[Records excerpted from a collection]
------------------------------------
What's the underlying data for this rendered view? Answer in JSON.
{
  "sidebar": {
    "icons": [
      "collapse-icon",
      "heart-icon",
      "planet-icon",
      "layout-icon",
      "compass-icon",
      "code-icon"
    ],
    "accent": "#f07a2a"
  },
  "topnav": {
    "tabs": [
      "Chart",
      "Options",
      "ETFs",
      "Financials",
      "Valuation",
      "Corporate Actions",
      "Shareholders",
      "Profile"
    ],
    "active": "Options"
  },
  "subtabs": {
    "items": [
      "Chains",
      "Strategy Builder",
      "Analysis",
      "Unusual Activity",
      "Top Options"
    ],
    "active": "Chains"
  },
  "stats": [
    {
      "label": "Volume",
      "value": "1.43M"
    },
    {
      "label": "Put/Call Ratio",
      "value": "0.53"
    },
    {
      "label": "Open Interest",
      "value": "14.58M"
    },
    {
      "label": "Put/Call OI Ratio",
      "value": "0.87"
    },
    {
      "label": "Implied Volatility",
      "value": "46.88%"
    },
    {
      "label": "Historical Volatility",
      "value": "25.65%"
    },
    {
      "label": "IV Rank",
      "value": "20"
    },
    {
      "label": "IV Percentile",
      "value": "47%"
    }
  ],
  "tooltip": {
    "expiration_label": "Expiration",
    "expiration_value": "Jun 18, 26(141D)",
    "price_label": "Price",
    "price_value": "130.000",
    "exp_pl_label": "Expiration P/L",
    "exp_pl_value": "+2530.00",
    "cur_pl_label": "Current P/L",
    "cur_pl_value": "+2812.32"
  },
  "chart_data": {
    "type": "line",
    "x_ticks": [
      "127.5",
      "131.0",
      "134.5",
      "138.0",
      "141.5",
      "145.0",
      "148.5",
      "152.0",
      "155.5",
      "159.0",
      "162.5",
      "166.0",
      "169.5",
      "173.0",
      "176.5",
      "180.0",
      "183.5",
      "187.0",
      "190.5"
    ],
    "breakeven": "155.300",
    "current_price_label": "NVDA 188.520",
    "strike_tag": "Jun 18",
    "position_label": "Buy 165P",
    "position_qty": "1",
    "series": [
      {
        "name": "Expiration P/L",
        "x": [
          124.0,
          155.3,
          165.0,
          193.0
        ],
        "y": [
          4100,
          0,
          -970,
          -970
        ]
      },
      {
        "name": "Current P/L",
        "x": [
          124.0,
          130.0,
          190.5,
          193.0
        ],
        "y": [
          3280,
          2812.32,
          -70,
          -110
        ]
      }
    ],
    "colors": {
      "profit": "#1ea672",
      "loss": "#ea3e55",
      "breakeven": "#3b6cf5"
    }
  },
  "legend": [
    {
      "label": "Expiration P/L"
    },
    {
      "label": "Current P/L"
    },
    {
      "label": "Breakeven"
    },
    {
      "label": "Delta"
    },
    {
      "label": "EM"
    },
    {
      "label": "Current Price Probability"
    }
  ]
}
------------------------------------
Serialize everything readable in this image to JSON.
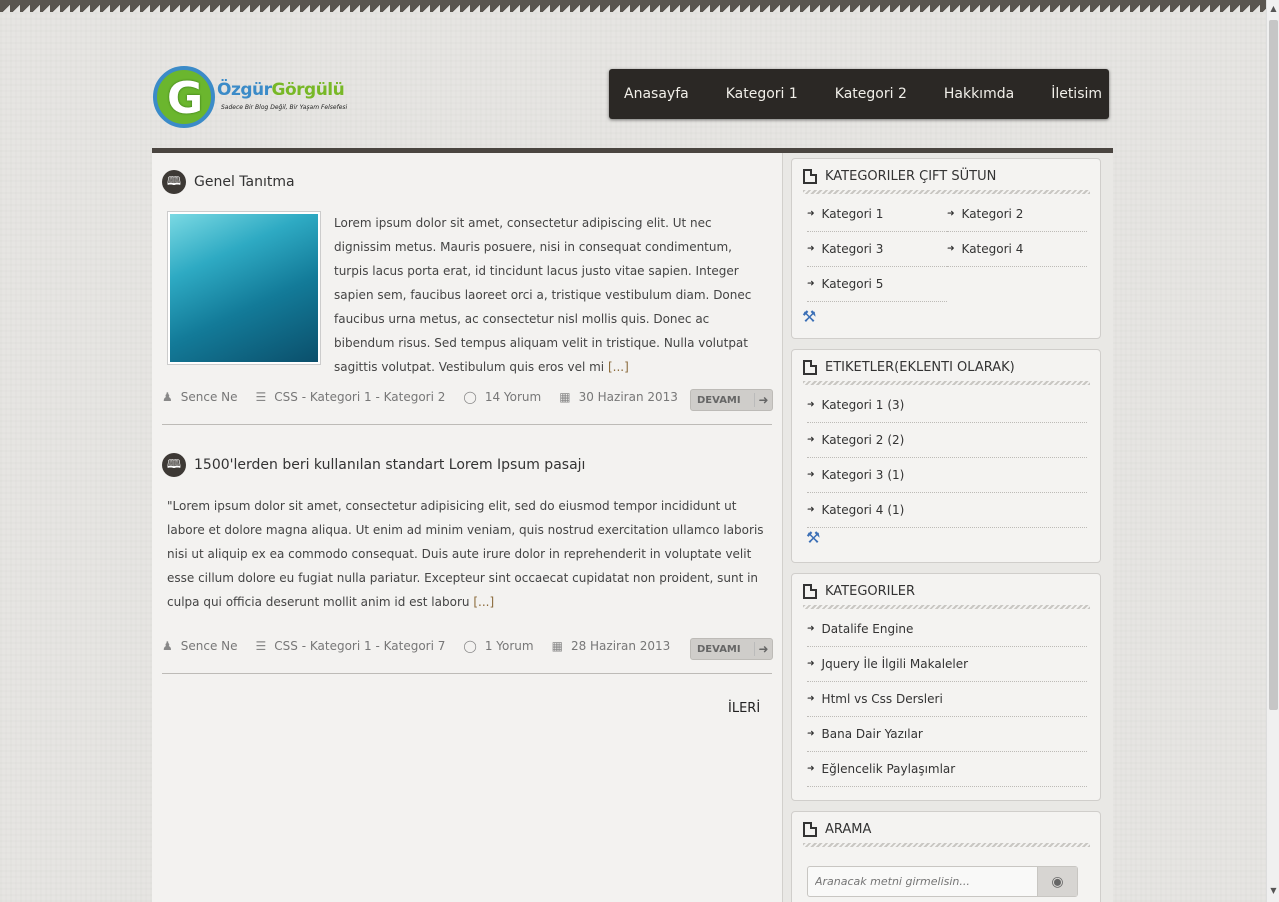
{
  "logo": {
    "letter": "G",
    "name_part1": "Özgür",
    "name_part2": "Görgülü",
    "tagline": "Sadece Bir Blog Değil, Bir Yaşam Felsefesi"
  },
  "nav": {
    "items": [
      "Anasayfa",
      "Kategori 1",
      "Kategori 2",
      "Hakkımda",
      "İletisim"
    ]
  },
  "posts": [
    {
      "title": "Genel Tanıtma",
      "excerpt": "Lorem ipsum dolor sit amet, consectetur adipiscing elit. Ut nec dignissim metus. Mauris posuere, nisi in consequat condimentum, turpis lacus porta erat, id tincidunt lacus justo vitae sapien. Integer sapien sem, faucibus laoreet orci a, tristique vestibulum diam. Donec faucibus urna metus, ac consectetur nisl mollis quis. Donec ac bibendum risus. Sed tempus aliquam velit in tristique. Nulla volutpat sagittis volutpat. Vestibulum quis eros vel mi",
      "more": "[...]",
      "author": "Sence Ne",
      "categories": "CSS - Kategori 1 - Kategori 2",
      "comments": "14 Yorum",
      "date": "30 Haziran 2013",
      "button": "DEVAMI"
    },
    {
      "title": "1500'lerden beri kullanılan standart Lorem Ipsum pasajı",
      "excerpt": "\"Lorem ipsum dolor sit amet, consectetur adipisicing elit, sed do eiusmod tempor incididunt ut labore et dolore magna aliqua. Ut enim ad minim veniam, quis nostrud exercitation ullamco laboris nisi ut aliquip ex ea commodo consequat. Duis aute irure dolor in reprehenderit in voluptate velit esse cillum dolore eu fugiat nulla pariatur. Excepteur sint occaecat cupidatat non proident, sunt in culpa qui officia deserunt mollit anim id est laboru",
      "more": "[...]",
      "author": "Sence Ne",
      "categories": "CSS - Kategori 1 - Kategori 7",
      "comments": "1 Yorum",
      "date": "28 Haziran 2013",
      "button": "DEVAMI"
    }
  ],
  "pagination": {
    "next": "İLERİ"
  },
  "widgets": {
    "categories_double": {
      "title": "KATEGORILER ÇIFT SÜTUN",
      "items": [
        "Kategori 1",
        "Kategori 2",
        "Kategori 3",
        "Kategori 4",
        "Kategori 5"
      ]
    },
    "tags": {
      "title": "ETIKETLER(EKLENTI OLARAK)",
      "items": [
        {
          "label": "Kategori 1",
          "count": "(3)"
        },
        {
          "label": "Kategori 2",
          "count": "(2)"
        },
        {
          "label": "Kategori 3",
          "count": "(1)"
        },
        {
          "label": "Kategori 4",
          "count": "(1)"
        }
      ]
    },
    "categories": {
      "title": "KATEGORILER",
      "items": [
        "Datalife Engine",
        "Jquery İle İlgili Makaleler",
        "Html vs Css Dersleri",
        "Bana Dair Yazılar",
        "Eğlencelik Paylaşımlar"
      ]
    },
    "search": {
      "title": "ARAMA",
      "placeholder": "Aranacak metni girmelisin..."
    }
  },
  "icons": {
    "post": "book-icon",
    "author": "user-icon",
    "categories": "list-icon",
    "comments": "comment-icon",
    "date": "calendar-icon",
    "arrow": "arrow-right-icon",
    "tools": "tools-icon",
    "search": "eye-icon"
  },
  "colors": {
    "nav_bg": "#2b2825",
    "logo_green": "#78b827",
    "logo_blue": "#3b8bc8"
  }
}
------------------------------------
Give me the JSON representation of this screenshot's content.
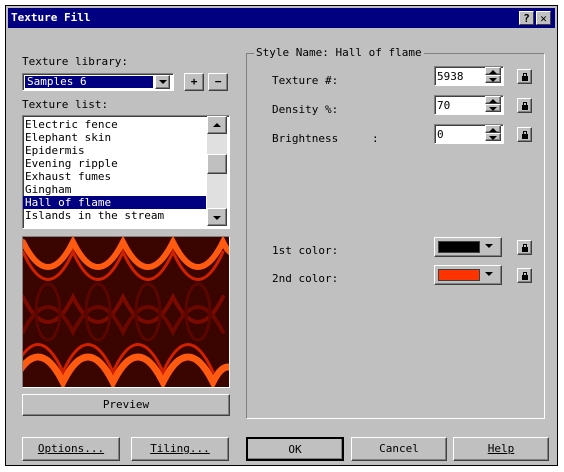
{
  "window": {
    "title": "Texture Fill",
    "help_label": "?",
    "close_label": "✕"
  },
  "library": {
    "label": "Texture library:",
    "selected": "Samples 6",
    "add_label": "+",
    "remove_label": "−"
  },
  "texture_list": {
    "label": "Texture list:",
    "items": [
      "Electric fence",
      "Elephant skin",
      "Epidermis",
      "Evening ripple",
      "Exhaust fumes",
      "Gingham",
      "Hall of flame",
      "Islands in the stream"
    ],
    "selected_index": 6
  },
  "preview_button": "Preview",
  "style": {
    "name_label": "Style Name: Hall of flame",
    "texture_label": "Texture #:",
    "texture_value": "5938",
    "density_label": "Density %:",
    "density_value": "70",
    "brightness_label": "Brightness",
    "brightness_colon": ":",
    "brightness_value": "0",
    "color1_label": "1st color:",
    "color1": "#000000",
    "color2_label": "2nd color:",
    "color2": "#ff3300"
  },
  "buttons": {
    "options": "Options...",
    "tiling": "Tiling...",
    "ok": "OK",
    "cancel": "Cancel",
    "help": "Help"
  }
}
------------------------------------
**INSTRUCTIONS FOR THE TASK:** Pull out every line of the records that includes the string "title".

**ANSWER SECTION:**
      "title": "Genel Tanıtma",
      "title": "1500'lerden beri kullanılan standart Lorem Ipsum pasajı",
      "title": "KATEGORILER ÇIFT SÜTUN",
      "title": "ETIKETLER(EKLENTI OLARAK)",
      "title": "KATEGORILER",
      "title": "ARAMA",
    "title": "Texture Fill",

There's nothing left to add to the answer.